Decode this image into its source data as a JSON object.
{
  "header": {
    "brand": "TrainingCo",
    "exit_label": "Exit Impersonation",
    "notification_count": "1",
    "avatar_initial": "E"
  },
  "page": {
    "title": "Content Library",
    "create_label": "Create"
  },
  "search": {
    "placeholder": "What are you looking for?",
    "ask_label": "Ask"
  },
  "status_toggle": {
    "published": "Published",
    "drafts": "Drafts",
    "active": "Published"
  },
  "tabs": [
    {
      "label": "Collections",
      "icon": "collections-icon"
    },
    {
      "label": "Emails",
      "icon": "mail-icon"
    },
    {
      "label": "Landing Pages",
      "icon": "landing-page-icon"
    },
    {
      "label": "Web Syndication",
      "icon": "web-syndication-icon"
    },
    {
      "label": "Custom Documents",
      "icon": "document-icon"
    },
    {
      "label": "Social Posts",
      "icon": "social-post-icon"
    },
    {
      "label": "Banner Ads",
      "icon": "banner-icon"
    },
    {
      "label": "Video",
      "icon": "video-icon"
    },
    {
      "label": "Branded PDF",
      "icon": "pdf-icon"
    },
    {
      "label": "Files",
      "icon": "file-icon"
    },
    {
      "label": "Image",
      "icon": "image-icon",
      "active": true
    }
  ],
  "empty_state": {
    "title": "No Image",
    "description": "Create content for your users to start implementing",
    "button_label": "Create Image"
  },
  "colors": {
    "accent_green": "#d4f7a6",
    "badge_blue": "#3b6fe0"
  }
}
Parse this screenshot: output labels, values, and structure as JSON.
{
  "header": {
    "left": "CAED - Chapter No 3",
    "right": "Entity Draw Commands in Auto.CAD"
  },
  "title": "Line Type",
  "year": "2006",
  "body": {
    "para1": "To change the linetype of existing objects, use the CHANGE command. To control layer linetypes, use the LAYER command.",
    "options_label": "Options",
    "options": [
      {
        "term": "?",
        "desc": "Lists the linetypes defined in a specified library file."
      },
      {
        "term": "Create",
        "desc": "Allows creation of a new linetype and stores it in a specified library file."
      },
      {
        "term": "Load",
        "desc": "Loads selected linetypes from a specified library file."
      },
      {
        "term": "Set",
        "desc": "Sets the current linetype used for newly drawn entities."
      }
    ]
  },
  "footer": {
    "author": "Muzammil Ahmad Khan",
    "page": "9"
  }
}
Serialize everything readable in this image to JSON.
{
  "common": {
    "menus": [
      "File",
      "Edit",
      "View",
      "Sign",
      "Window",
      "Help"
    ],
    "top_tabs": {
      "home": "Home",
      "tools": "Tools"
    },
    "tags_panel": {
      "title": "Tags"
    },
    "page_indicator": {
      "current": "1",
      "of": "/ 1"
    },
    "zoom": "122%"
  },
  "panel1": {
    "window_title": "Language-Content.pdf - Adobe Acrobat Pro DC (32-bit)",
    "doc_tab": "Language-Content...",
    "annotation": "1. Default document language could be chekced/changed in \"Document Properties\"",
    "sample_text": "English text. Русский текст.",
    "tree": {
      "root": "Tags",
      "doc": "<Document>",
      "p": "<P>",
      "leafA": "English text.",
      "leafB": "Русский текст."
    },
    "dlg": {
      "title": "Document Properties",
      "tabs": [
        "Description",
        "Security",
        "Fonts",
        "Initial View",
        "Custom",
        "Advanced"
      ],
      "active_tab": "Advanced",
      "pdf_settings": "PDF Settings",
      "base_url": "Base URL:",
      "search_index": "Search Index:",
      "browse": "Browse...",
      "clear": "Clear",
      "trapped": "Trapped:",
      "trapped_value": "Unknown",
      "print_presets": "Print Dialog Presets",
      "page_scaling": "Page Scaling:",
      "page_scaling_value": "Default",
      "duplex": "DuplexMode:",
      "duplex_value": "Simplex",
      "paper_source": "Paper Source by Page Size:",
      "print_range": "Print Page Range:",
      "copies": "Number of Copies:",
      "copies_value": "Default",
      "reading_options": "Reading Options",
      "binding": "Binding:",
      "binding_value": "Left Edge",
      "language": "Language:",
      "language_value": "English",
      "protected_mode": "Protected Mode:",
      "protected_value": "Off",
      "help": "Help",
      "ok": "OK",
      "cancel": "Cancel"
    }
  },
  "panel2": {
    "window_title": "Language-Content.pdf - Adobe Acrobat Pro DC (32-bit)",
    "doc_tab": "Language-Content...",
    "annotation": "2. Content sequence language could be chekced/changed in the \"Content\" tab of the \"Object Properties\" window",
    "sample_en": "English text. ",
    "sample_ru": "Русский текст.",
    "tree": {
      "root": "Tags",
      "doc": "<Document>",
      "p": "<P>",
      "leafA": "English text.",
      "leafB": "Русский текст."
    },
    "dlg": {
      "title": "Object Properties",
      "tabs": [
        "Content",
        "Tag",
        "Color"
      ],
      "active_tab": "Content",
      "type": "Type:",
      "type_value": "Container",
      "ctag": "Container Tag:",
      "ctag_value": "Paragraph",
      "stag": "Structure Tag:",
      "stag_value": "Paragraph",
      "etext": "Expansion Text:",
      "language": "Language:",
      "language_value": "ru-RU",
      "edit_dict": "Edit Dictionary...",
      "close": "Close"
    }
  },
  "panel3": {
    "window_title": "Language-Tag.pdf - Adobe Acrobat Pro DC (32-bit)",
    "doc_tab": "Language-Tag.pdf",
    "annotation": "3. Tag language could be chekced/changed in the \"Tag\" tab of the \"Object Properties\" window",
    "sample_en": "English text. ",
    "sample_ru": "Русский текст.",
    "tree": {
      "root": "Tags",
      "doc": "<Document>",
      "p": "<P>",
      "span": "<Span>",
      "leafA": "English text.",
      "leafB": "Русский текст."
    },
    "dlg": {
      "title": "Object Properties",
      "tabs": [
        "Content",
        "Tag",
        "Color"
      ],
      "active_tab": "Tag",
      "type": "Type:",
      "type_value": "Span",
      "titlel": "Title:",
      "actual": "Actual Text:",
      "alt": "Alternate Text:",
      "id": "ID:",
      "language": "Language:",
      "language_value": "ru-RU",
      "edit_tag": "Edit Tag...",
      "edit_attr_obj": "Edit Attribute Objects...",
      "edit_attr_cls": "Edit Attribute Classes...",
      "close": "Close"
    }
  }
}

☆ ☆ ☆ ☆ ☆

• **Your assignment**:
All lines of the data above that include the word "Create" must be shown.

• **Result for this exercise**:
    "create_label": "Create"
    "description": "Create content for your users to start implementing",
    "button_label": "Create Image"
        "term": "Create",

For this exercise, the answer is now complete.